## [Collected data]
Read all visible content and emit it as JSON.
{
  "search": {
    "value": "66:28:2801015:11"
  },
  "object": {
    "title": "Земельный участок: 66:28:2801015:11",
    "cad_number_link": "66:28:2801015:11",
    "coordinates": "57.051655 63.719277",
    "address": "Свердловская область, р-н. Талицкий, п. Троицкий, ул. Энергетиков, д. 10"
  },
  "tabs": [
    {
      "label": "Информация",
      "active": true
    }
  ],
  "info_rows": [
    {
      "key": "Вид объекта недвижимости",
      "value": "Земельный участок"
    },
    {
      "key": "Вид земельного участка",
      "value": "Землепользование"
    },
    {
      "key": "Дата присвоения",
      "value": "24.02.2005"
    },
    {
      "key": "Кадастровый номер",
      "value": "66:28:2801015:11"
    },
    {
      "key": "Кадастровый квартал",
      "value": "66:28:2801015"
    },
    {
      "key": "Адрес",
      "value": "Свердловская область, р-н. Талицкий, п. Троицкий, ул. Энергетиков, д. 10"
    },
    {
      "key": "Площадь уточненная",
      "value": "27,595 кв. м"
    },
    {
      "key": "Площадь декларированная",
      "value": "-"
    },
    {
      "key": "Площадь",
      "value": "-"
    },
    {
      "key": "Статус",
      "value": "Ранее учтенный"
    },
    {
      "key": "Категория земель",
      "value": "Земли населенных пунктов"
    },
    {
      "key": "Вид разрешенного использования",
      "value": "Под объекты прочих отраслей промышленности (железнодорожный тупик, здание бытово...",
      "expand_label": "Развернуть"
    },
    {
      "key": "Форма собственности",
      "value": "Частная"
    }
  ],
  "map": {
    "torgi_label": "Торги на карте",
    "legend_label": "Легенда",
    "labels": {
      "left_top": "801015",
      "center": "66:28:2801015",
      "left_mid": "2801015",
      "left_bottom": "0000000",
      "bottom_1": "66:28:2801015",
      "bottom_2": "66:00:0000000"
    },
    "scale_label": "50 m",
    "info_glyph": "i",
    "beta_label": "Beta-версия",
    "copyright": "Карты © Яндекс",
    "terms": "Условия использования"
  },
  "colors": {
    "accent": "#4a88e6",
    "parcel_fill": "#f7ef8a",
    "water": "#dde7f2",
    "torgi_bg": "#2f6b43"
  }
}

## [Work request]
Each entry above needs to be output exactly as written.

## [Task response]
Read all visible content and emit it as JSON.
{
  "search": {
    "value": "66:28:2801015:11"
  },
  "object": {
    "title": "Земельный участок: 66:28:2801015:11",
    "cad_number_link": "66:28:2801015:11",
    "coordinates": "57.051655 63.719277",
    "address": "Свердловская область, р-н. Талицкий, п. Троицкий, ул. Энергетиков, д. 10"
  },
  "tabs": [
    {
      "label": "Информация",
      "active": true
    }
  ],
  "info_rows": [
    {
      "key": "Вид объекта недвижимости",
      "value": "Земельный участок"
    },
    {
      "key": "Вид земельного участка",
      "value": "Землепользование"
    },
    {
      "key": "Дата присвоения",
      "value": "24.02.2005"
    },
    {
      "key": "Кадастровый номер",
      "value": "66:28:2801015:11"
    },
    {
      "key": "Кадастровый квартал",
      "value": "66:28:2801015"
    },
    {
      "key": "Адрес",
      "value": "Свердловская область, р-н. Талицкий, п. Троицкий, ул. Энергетиков, д. 10"
    },
    {
      "key": "Площадь уточненная",
      "value": "27,595 кв. м"
    },
    {
      "key": "Площадь декларированная",
      "value": "-"
    },
    {
      "key": "Площадь",
      "value": "-"
    },
    {
      "key": "Статус",
      "value": "Ранее учтенный"
    },
    {
      "key": "Категория земель",
      "value": "Земли населенных пунктов"
    },
    {
      "key": "Вид разрешенного использования",
      "value": "Под объекты прочих отраслей промышленности (железнодорожный тупик, здание бытово...",
      "expand_label": "Развернуть"
    },
    {
      "key": "Форма собственности",
      "value": "Частная"
    }
  ],
  "map": {
    "torgi_label": "Торги на карте",
    "legend_label": "Легенда",
    "labels": {
      "left_top": "801015",
      "center": "66:28:2801015",
      "left_mid": "2801015",
      "left_bottom": "0000000",
      "bottom_1": "66:28:2801015",
      "bottom_2": "66:00:0000000"
    },
    "scale_label": "50 m",
    "info_glyph": "i",
    "beta_label": "Beta-версия",
    "copyright": "Карты © Яндекс",
    "terms": "Условия использования"
  },
  "colors": {
    "accent": "#4a88e6",
    "parcel_fill": "#f7ef8a",
    "water": "#dde7f2",
    "torgi_bg": "#2f6b43"
  }
}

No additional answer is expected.